Records from a data collection:

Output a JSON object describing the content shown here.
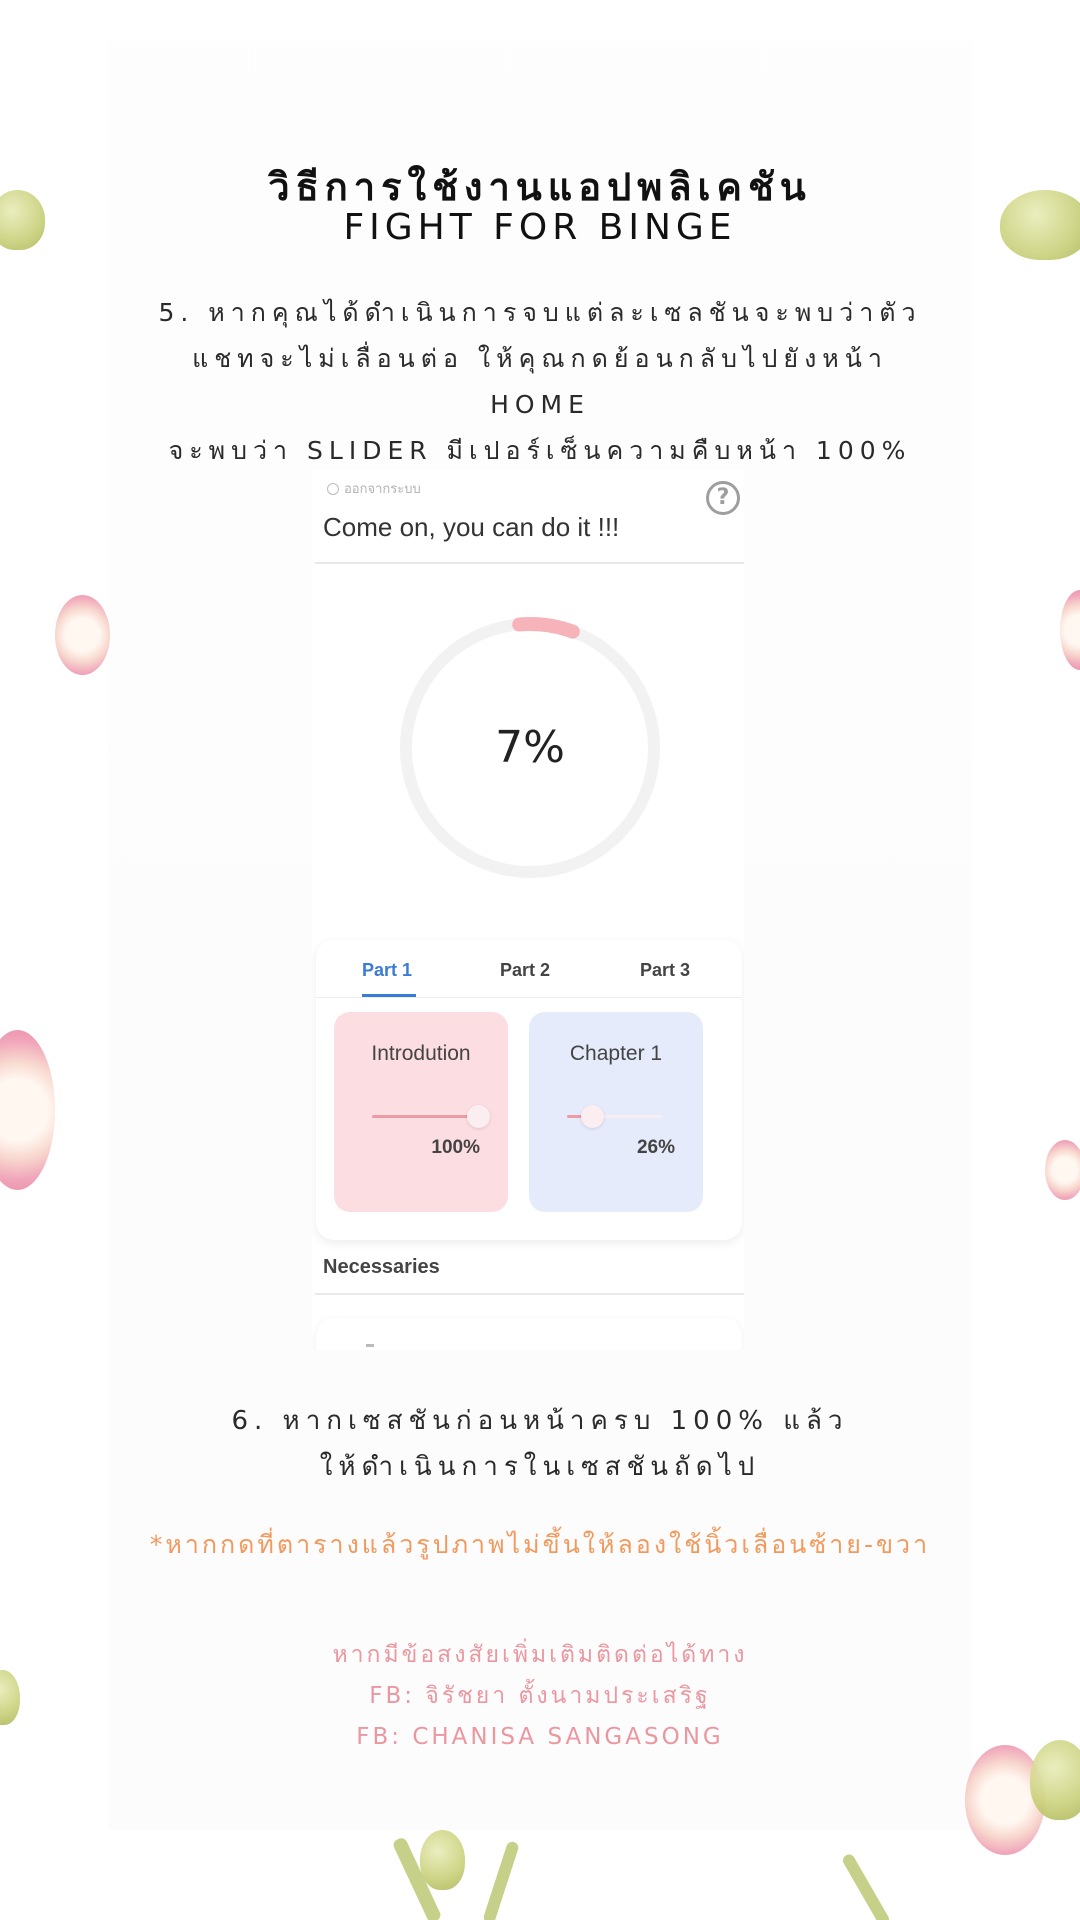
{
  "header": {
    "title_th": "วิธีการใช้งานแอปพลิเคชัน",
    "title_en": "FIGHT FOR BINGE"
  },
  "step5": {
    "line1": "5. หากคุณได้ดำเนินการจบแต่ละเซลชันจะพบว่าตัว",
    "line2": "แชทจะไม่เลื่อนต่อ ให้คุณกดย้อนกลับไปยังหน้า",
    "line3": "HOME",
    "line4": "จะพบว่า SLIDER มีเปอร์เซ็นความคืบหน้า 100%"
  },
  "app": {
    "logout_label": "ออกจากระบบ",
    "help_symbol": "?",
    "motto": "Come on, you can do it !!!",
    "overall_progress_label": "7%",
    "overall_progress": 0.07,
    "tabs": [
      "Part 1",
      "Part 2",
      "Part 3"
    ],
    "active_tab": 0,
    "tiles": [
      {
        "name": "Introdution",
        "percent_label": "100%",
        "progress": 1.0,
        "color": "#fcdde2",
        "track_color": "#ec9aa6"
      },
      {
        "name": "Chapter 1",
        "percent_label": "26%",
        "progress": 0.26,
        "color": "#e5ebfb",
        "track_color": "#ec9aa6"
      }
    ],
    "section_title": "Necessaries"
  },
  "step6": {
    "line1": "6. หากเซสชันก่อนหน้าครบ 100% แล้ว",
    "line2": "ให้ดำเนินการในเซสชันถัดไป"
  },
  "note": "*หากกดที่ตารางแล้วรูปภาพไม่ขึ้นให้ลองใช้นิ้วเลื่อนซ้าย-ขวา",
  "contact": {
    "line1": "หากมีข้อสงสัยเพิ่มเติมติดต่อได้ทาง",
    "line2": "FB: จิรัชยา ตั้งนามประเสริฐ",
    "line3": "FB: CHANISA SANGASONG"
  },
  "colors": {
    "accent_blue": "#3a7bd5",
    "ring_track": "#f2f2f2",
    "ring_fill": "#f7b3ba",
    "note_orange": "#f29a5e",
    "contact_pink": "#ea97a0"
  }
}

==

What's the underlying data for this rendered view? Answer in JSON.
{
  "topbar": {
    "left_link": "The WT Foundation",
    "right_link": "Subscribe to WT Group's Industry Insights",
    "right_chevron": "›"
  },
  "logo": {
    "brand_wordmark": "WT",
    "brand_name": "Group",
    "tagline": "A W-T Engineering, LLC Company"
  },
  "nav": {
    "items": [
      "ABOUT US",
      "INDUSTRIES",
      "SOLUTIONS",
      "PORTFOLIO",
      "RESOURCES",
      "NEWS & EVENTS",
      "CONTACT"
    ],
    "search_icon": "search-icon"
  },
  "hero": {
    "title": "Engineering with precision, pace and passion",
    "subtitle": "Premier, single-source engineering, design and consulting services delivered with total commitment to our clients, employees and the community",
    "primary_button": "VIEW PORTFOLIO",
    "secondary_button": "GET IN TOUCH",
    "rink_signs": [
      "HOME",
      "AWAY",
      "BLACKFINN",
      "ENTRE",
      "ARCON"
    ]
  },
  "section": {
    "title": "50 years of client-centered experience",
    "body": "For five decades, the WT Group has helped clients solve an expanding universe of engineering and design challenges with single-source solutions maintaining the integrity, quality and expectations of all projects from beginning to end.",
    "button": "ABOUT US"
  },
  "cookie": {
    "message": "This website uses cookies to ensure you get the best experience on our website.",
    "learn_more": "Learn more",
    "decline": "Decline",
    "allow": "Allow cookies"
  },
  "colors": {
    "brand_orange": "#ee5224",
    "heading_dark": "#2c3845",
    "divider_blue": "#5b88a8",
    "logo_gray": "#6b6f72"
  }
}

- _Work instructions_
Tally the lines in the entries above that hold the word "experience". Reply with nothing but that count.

- _Task answer_
2